[Data]
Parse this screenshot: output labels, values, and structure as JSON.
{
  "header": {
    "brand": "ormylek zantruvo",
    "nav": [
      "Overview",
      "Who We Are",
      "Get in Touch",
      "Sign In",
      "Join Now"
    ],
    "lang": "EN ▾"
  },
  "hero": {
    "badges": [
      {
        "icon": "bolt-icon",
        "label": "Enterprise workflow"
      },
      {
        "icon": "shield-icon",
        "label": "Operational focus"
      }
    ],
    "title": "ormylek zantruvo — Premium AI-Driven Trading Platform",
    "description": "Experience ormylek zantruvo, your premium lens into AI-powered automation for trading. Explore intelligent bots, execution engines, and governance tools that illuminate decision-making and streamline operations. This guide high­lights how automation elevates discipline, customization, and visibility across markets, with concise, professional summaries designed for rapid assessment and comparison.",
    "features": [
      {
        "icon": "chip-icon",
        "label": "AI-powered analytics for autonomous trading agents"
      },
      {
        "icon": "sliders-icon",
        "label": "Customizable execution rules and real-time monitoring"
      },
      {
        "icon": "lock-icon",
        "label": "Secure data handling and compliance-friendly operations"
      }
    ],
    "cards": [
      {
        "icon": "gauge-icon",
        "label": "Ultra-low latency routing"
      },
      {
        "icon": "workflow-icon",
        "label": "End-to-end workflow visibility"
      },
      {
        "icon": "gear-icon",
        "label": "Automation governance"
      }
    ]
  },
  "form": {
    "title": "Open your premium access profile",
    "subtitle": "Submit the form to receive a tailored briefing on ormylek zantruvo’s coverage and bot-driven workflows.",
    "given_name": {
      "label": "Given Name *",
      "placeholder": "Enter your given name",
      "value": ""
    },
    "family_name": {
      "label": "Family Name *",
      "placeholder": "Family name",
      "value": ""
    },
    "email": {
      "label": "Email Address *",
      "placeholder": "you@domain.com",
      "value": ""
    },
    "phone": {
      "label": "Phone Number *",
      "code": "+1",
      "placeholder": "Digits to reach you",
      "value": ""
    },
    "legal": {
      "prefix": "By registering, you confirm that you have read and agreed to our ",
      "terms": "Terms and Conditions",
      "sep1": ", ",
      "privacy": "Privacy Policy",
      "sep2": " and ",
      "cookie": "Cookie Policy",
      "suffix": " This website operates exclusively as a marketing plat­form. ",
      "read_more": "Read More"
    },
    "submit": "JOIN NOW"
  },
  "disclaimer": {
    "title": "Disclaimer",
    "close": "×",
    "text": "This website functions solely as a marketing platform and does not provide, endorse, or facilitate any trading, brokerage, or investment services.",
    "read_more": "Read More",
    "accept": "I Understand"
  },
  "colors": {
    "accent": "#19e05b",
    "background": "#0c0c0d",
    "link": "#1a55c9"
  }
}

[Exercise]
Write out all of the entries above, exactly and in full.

[Answer space]
Parse this screenshot: output labels, values, and structure as JSON.
{
  "header": {
    "brand": "ormylek zantruvo",
    "nav": [
      "Overview",
      "Who We Are",
      "Get in Touch",
      "Sign In",
      "Join Now"
    ],
    "lang": "EN ▾"
  },
  "hero": {
    "badges": [
      {
        "icon": "bolt-icon",
        "label": "Enterprise workflow"
      },
      {
        "icon": "shield-icon",
        "label": "Operational focus"
      }
    ],
    "title": "ormylek zantruvo — Premium AI-Driven Trading Platform",
    "description": "Experience ormylek zantruvo, your premium lens into AI-powered automation for trading. Explore intelligent bots, execution engines, and governance tools that illuminate decision-making and streamline operations. This guide high­lights how automation elevates discipline, customization, and visibility across markets, with concise, professional summaries designed for rapid assessment and comparison.",
    "features": [
      {
        "icon": "chip-icon",
        "label": "AI-powered analytics for autonomous trading agents"
      },
      {
        "icon": "sliders-icon",
        "label": "Customizable execution rules and real-time monitoring"
      },
      {
        "icon": "lock-icon",
        "label": "Secure data handling and compliance-friendly operations"
      }
    ],
    "cards": [
      {
        "icon": "gauge-icon",
        "label": "Ultra-low latency routing"
      },
      {
        "icon": "workflow-icon",
        "label": "End-to-end workflow visibility"
      },
      {
        "icon": "gear-icon",
        "label": "Automation governance"
      }
    ]
  },
  "form": {
    "title": "Open your premium access profile",
    "subtitle": "Submit the form to receive a tailored briefing on ormylek zantruvo’s coverage and bot-driven workflows.",
    "given_name": {
      "label": "Given Name *",
      "placeholder": "Enter your given name",
      "value": ""
    },
    "family_name": {
      "label": "Family Name *",
      "placeholder": "Family name",
      "value": ""
    },
    "email": {
      "label": "Email Address *",
      "placeholder": "you@domain.com",
      "value": ""
    },
    "phone": {
      "label": "Phone Number *",
      "code": "+1",
      "placeholder": "Digits to reach you",
      "value": ""
    },
    "legal": {
      "prefix": "By registering, you confirm that you have read and agreed to our ",
      "terms": "Terms and Conditions",
      "sep1": ", ",
      "privacy": "Privacy Policy",
      "sep2": " and ",
      "cookie": "Cookie Policy",
      "suffix": " This website operates exclusively as a marketing plat­form. ",
      "read_more": "Read More"
    },
    "submit": "JOIN NOW"
  },
  "disclaimer": {
    "title": "Disclaimer",
    "close": "×",
    "text": "This website functions solely as a marketing platform and does not provide, endorse, or facilitate any trading, brokerage, or investment services.",
    "read_more": "Read More",
    "accept": "I Understand"
  },
  "colors": {
    "accent": "#19e05b",
    "background": "#0c0c0d",
    "link": "#1a55c9"
  }
}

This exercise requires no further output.